> [Records excerpted from a collection]
• • • •
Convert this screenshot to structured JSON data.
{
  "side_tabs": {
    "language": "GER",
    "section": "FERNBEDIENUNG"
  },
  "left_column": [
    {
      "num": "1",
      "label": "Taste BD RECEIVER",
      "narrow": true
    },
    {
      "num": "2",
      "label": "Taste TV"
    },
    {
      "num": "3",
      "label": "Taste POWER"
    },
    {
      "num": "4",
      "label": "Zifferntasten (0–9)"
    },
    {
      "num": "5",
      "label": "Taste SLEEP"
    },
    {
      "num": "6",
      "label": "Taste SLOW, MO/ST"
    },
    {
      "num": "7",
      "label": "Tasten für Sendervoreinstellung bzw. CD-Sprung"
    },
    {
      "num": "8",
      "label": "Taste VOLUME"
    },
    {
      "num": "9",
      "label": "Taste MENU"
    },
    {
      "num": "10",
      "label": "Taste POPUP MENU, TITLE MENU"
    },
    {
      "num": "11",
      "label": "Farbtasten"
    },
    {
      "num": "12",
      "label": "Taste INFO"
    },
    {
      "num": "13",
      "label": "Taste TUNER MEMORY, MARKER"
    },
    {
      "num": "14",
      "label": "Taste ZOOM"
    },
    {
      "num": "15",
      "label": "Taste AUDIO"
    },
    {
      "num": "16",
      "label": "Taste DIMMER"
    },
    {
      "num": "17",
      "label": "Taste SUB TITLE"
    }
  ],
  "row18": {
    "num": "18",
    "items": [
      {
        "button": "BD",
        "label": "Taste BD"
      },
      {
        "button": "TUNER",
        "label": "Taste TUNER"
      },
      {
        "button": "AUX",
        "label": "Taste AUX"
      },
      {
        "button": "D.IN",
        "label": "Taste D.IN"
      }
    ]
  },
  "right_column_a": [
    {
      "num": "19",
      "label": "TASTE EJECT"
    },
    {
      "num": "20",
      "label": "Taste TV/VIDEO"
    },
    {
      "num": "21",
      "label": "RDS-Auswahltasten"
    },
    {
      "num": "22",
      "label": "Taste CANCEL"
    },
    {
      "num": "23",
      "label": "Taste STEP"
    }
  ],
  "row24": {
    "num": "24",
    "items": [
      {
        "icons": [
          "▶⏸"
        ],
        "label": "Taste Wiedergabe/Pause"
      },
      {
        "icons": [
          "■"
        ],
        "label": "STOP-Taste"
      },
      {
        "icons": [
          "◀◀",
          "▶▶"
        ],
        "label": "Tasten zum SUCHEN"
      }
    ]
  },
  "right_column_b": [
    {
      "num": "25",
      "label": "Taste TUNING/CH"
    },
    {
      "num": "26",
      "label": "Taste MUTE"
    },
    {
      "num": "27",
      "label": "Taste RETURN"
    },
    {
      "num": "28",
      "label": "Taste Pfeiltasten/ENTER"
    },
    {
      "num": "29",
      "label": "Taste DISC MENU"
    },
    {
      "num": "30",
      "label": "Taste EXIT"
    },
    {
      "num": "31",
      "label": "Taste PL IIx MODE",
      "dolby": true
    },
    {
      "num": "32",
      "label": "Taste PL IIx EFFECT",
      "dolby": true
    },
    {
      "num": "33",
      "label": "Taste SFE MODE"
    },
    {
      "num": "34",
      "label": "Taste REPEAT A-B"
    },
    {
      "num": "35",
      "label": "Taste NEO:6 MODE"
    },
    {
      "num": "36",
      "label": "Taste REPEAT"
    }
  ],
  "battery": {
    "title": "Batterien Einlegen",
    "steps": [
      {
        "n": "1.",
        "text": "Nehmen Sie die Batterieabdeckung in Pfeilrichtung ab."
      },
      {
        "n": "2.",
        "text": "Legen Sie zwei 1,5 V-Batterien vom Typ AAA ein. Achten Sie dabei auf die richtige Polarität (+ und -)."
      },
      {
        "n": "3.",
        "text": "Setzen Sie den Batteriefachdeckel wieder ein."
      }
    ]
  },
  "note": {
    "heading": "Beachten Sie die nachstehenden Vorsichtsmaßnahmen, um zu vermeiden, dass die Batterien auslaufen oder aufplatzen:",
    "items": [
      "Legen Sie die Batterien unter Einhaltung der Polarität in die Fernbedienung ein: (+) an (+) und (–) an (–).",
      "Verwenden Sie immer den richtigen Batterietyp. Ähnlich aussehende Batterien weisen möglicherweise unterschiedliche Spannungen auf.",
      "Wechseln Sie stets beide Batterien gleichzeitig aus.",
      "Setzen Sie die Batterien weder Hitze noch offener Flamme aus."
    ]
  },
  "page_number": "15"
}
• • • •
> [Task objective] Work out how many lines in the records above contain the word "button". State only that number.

> [Finished task] 4